# Exercise instructions:
Each line of the data below that holds the word "Total" is to be reported in full.

#### Data for this exercise

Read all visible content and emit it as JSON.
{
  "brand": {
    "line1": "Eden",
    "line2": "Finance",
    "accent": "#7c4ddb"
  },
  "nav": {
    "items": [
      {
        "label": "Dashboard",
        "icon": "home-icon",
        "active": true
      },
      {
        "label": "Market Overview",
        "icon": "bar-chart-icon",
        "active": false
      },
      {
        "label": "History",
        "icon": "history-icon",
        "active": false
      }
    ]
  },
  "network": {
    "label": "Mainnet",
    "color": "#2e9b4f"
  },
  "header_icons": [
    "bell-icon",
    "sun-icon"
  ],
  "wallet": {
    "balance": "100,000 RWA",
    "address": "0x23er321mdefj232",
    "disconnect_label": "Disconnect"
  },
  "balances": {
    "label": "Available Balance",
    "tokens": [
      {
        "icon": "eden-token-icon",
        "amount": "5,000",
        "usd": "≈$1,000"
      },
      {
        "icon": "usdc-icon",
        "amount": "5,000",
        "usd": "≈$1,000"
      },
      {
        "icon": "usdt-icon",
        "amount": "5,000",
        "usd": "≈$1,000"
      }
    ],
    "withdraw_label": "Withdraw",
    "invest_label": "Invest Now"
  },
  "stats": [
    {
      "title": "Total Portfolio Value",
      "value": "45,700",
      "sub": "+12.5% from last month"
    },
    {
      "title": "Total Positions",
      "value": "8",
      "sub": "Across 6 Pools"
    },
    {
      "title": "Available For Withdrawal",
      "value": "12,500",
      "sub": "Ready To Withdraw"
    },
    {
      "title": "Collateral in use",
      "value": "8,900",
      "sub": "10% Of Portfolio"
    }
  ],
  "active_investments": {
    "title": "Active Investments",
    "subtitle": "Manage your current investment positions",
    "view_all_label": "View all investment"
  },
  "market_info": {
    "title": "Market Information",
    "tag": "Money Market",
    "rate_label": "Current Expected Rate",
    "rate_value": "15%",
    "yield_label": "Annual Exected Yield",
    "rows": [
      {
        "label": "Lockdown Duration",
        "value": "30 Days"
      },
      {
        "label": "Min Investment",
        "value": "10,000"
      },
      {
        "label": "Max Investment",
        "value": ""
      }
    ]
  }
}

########

# Problem solution:
      "title": "Total Portfolio Value",
      "title": "Total Positions",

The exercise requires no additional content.